Along with more conventional musical recordings, some of the recordings touch on Armenian cultural, political, and educational history, as well as the history of recording technologies. The program is sponsored by a generous grant from the SJS Charitable Trust.

The Museum hosted musicologist Ian Nagoski to its galleries to weave the story of the influential but largely forgotten soprano Zabelle Panosian, who was born in Bardizag and emigrated to Boston in 1907. Ian’s talk drew from his recently published book “Zabelle Pansoian: I Am Servant of Your Voice,” co-authored with Harout Arakelian and Harry Kezelian.

In November, the Museum welcomed the world-renowned composer and musician Ara Dinkjian. Speaking to a packed house, Ara discussed the early history of some of the first recordings of Armenian music through the 1940’s. The presentation built on Ara’s book and CD compilation “Armenians in America on 78 rpm.”

“As we approach our fourth year presenting the Sound Archive at the Armenian Museum of America, we are proud to make this content available to people around the world,” says Executive Director Jason Sohigian. “For half a century now, the Museum’s collection of 78 rpm records has grown thanks to generous donors who have been entrusting us with their personal collections.”

“This music was almost lost to history at least twice in the past 100 years alone,” adds Sohigian. “First as a result of the Armenian Genocide, and then when audio technology has changed from records to other media in the 21st century. The Museum is now at the forefront of preserving and sharing these treasured archives of Armenian history and culture.”

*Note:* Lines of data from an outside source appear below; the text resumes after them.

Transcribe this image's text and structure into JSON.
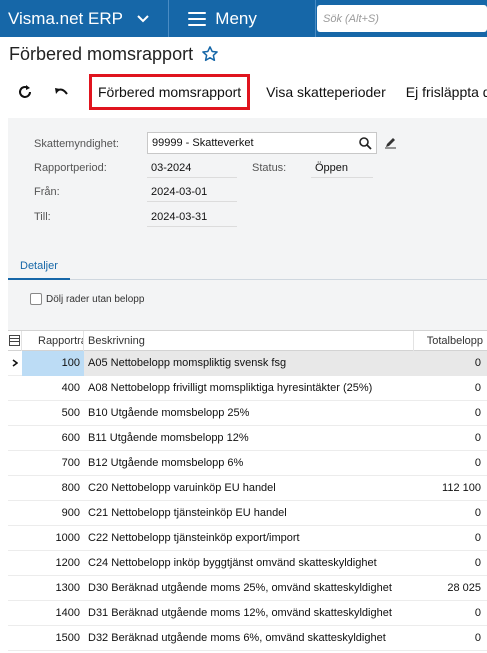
{
  "topbar": {
    "brand": "Visma.net ERP",
    "menu_label": "Meny",
    "search_placeholder": "Sök (Alt+S)"
  },
  "page": {
    "title": "Förbered momsrapport"
  },
  "toolbar": {
    "refresh_icon": "refresh-icon",
    "undo_icon": "undo-icon",
    "prepare_label": "Förbered momsrapport",
    "show_periods_label": "Visa skatteperioder",
    "unreleased_label": "Ej frisläppta dokument"
  },
  "form": {
    "authority_label": "Skattemyndighet:",
    "authority_value": "99999 - Skatteverket",
    "period_label": "Rapportperiod:",
    "period_value": "03-2024",
    "status_label": "Status:",
    "status_value": "Öppen",
    "from_label": "Från:",
    "from_value": "2024-03-01",
    "to_label": "Till:",
    "to_value": "2024-03-31"
  },
  "tabs": {
    "details": "Detaljer"
  },
  "options": {
    "hide_zero_rows": "Dölj rader utan belopp"
  },
  "grid": {
    "col_report": "Rapportrad",
    "col_desc": "Beskrivning",
    "col_total": "Totalbelopp",
    "rows": [
      {
        "line": "100",
        "desc": "A05 Nettobelopp momspliktig svensk fsg",
        "total": "0"
      },
      {
        "line": "400",
        "desc": "A08 Nettobelopp frivilligt momspliktiga hyresintäkter (25%)",
        "total": "0"
      },
      {
        "line": "500",
        "desc": "B10 Utgående momsbelopp 25%",
        "total": "0"
      },
      {
        "line": "600",
        "desc": "B11 Utgående momsbelopp 12%",
        "total": "0"
      },
      {
        "line": "700",
        "desc": "B12 Utgående momsbelopp 6%",
        "total": "0"
      },
      {
        "line": "800",
        "desc": "C20 Nettobelopp varuinköp EU handel",
        "total": "112 100"
      },
      {
        "line": "900",
        "desc": "C21 Nettobelopp tjänsteinköp EU handel",
        "total": "0"
      },
      {
        "line": "1000",
        "desc": "C22 Nettobelopp tjänsteinköp export/import",
        "total": "0"
      },
      {
        "line": "1200",
        "desc": "C24 Nettobelopp inköp byggtjänst omvänd skatteskyldighet",
        "total": "0"
      },
      {
        "line": "1300",
        "desc": "D30 Beräknad utgående moms 25%, omvänd skatteskyldighet",
        "total": "28 025"
      },
      {
        "line": "1400",
        "desc": "D31 Beräknad utgående moms 12%, omvänd skatteskyldighet",
        "total": "0"
      },
      {
        "line": "1500",
        "desc": "D32 Beräknad utgående moms 6%, omvänd skatteskyldighet",
        "total": "0"
      }
    ]
  },
  "colors": {
    "topbar": "#1667a8",
    "highlight": "#e0141e",
    "selected_cell": "#bcdcf5"
  }
}
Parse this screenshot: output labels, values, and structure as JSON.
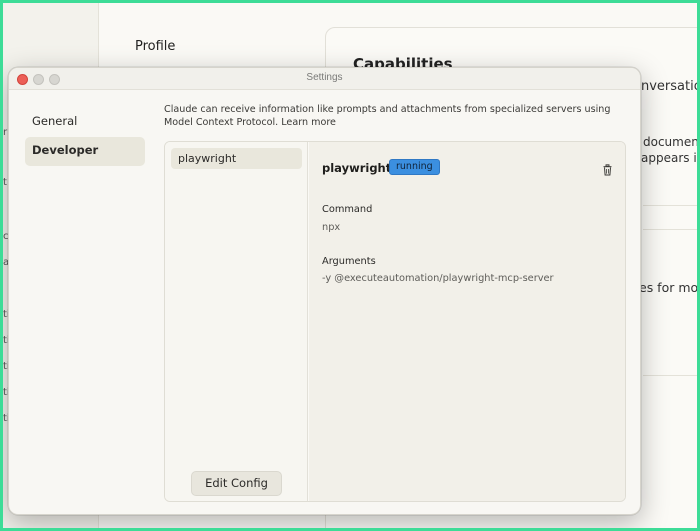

The Sound Archive explores the Museum’s extensive collection of recordings including some that serve as more than entertainment, anchored by a series of articles about moments of cultural and political history. In one segment, listeners can eavesdrop on a party at the home of the writer Hamasdegh (Hampartzoum Gelenian) on the night of June 10, 1939. The commemorative disc opens with an introduction by none other than William Saroyan.

A second article covers an NBC San Francisco radio broadcast from June 24, 1945, highlighting the Armenian National Chorus as well as advocacy work about the Armenian Question from celebrity chef George Mardikian and attorney Souren Saroyan of the Armenian National Committee.

Most of the posts focus on the most influential Armenian artists recording during the 78 rpm era. The Museum highlighted two post-war music icons, The Gomidas Band, a group at the frontier of kef style, and Guy Chookoorian, an artist and musical comic with a character and approach all his own.

Writing, research, and audio digitization is undertaken by this author along with Harout Arakelian and Harry Kezelian. To explore the archive of digitized recordings and articles dating back to 2021, please visit:

About the author: Jesse Kenas Collins is a digitization specialist responsible for the transfer of analog recordings to digital files for the Armenian Museum of America. Jesse is a museum professional and music preservationist with more than a decade of experience working in collections care, exhibitions production, and audio digitization. Jesse’s preservation work and research into the music of the Middle East extends into his work with the restoration of historical musical instruments.